_DATA RECORDS_.
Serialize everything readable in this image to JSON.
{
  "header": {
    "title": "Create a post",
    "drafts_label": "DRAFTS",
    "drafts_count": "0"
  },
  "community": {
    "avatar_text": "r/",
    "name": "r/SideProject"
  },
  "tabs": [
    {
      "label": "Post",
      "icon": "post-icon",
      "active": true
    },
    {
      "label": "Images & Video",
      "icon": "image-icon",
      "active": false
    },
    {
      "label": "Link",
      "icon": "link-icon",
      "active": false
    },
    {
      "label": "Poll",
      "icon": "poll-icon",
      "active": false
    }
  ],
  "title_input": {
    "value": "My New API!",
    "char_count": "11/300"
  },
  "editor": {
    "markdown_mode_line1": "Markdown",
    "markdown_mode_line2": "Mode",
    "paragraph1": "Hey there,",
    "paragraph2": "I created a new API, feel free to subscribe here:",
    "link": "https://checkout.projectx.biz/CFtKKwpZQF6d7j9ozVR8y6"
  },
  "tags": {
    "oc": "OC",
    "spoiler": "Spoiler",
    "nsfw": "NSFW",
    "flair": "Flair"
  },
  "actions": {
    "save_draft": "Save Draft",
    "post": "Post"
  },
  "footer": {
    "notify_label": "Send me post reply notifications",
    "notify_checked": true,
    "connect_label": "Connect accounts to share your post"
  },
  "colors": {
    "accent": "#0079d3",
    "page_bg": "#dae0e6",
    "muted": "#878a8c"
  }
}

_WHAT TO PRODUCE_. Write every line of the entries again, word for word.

_EXERCISE RESULT_.
Serialize everything readable in this image to JSON.
{
  "header": {
    "title": "Create a post",
    "drafts_label": "DRAFTS",
    "drafts_count": "0"
  },
  "community": {
    "avatar_text": "r/",
    "name": "r/SideProject"
  },
  "tabs": [
    {
      "label": "Post",
      "icon": "post-icon",
      "active": true
    },
    {
      "label": "Images & Video",
      "icon": "image-icon",
      "active": false
    },
    {
      "label": "Link",
      "icon": "link-icon",
      "active": false
    },
    {
      "label": "Poll",
      "icon": "poll-icon",
      "active": false
    }
  ],
  "title_input": {
    "value": "My New API!",
    "char_count": "11/300"
  },
  "editor": {
    "markdown_mode_line1": "Markdown",
    "markdown_mode_line2": "Mode",
    "paragraph1": "Hey there,",
    "paragraph2": "I created a new API, feel free to subscribe here:",
    "link": "https://checkout.projectx.biz/CFtKKwpZQF6d7j9ozVR8y6"
  },
  "tags": {
    "oc": "OC",
    "spoiler": "Spoiler",
    "nsfw": "NSFW",
    "flair": "Flair"
  },
  "actions": {
    "save_draft": "Save Draft",
    "post": "Post"
  },
  "footer": {
    "notify_label": "Send me post reply notifications",
    "notify_checked": true,
    "connect_label": "Connect accounts to share your post"
  },
  "colors": {
    "accent": "#0079d3",
    "page_bg": "#dae0e6",
    "muted": "#878a8c"
  }
}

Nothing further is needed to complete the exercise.